eating while walking on Main Street. I'd keep in mind the popular verse: "The
gum-chewing girl and the cud-chewing cow -- The difference? Oh yes, I
see it now! It's the thoughtful look on the face of the cow!" And
before leaving my room, I'd remember yet another rule: "Don't
go below Beckman's [candy store] without a hat. Your reputation will
go further below if you do."
Despite the rules, there were many ways
for Smithies to enjoy themselves. For fun, I could take the trolley to Old
Hadley or a carriage ride for 25 cents.
I could go to the "libe" and read a book or, if I were feeling
especially adventurous, I could become a "grass cop," one of those "stalwart
girls" who is privileged to blow loudly on their whistles as a sign for
some thoughtless student to get off the grass. I could go bowling in the Alumnae
Gym's alley, participate in archery or play golf. If these were to aggravate
my "feminine disposition," I could always turn to canoeing, perhaps
borrowing one from a student who'd brought her own to school and kept
it at the boathouse.
I could attend the Junior Frolic dance, decorate
grave along with the freshmen of Dewey House on Memorial Day or join one of the
sings on the steps of the Student's Building. I might win the hoop-rolling
contest and be destined to become the first bride, and I could show off my other "stunts" along
with my fellow students.
I'd be a tired dog at the end of my week of time
travel.

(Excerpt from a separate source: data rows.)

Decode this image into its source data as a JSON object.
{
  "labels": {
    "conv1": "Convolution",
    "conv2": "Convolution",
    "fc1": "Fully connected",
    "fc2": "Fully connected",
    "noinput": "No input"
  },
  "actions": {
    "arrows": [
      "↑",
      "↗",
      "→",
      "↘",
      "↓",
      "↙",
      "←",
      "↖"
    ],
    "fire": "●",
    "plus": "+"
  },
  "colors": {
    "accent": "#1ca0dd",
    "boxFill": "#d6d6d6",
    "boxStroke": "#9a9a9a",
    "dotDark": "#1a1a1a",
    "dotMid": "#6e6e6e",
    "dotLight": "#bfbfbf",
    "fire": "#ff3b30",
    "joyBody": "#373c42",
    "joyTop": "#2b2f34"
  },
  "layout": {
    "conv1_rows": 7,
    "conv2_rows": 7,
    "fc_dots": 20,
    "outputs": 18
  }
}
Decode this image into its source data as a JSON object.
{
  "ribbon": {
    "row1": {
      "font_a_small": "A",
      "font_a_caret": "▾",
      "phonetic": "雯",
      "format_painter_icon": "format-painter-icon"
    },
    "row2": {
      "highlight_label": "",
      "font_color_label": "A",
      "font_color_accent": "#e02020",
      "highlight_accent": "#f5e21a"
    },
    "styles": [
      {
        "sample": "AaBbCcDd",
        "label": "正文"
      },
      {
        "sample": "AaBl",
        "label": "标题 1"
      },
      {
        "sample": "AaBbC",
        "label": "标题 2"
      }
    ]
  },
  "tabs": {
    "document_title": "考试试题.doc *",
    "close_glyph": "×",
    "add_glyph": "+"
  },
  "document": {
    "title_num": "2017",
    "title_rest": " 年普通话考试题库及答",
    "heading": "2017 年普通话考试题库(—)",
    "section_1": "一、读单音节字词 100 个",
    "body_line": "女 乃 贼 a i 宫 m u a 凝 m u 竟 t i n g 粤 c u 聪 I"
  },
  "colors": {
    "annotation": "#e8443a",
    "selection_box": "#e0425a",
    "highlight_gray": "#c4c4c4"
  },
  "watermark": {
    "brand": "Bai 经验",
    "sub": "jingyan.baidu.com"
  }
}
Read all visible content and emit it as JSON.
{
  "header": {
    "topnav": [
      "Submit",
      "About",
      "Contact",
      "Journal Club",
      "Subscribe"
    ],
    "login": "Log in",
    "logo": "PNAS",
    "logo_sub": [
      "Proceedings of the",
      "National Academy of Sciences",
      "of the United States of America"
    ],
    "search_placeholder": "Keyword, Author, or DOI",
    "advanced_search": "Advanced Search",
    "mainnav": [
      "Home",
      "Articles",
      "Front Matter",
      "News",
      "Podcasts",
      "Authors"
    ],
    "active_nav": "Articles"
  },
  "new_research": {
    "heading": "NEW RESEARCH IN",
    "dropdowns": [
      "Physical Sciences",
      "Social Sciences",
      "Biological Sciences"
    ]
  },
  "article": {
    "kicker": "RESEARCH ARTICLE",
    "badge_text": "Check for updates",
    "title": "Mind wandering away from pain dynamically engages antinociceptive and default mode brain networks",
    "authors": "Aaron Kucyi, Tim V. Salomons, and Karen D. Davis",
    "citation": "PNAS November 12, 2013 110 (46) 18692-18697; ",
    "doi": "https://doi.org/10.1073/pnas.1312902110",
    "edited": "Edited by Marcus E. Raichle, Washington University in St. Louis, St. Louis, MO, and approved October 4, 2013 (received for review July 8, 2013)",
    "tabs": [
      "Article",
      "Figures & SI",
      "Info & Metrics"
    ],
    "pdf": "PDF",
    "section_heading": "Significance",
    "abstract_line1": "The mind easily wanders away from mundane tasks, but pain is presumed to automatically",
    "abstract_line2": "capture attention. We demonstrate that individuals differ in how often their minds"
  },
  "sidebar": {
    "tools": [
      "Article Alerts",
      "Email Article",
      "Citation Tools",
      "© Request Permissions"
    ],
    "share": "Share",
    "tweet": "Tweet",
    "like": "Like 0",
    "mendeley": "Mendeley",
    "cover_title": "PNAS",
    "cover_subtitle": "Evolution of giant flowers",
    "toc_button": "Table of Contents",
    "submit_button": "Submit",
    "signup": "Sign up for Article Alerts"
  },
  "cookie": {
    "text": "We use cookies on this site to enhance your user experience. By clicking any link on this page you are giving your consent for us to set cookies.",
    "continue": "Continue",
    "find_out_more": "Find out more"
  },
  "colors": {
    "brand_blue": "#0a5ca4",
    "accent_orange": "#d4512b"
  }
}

But come to think
of it there's one thing I miss even more than President Seelye's
cow -- the Smith College fees in 1923: $200 for tuition, with $250 for board
and $100 for a room.